WORK TO BE COMPLETED —
Report every line below that holds the word "false".

(Entries from a dataset of interfaces)
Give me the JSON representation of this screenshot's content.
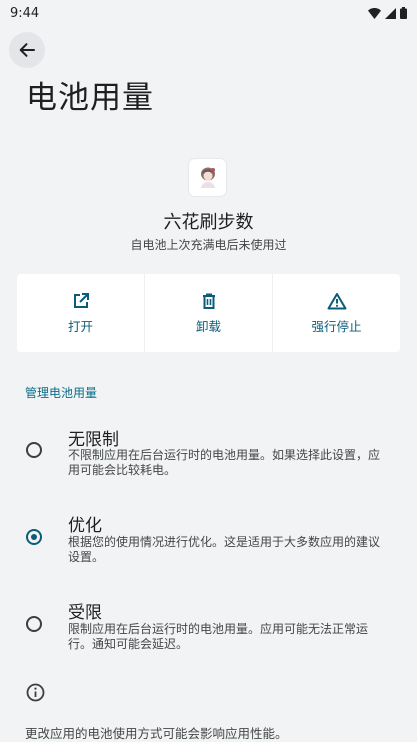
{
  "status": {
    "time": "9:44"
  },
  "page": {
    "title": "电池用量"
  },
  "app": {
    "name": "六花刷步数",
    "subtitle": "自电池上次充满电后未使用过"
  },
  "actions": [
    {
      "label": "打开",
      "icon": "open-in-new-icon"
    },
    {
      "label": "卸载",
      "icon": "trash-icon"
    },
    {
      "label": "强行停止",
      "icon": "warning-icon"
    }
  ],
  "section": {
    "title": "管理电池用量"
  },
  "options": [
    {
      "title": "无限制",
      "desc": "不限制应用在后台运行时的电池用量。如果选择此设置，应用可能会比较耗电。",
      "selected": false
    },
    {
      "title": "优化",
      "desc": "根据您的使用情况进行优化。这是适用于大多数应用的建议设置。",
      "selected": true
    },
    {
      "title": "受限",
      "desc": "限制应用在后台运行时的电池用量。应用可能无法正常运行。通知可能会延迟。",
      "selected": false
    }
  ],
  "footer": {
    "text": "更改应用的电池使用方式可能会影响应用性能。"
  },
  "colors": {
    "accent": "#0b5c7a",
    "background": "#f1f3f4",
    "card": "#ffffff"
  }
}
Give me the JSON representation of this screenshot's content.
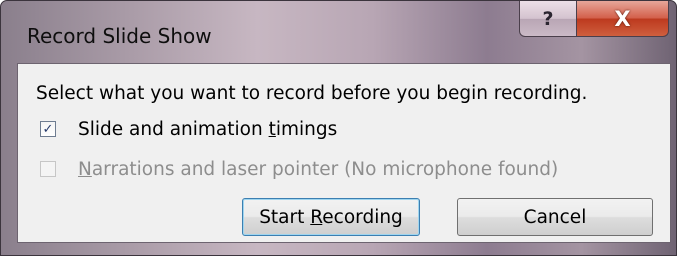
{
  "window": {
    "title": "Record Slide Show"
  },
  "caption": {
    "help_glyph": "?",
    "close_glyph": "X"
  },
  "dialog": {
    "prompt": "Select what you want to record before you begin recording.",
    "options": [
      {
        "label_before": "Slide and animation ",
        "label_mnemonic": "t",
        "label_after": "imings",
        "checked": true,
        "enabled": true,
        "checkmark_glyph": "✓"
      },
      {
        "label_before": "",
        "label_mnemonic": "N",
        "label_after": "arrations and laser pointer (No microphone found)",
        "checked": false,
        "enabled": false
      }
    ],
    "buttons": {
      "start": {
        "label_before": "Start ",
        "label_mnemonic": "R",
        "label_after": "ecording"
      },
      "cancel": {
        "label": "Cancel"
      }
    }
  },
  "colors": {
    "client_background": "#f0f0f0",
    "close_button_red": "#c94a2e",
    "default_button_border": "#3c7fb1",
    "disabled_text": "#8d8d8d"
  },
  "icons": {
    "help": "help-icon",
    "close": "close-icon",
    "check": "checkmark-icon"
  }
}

ANSWER SPACE —
      "selected": false
      "selected": false
        "checked": false,
        "enabled": false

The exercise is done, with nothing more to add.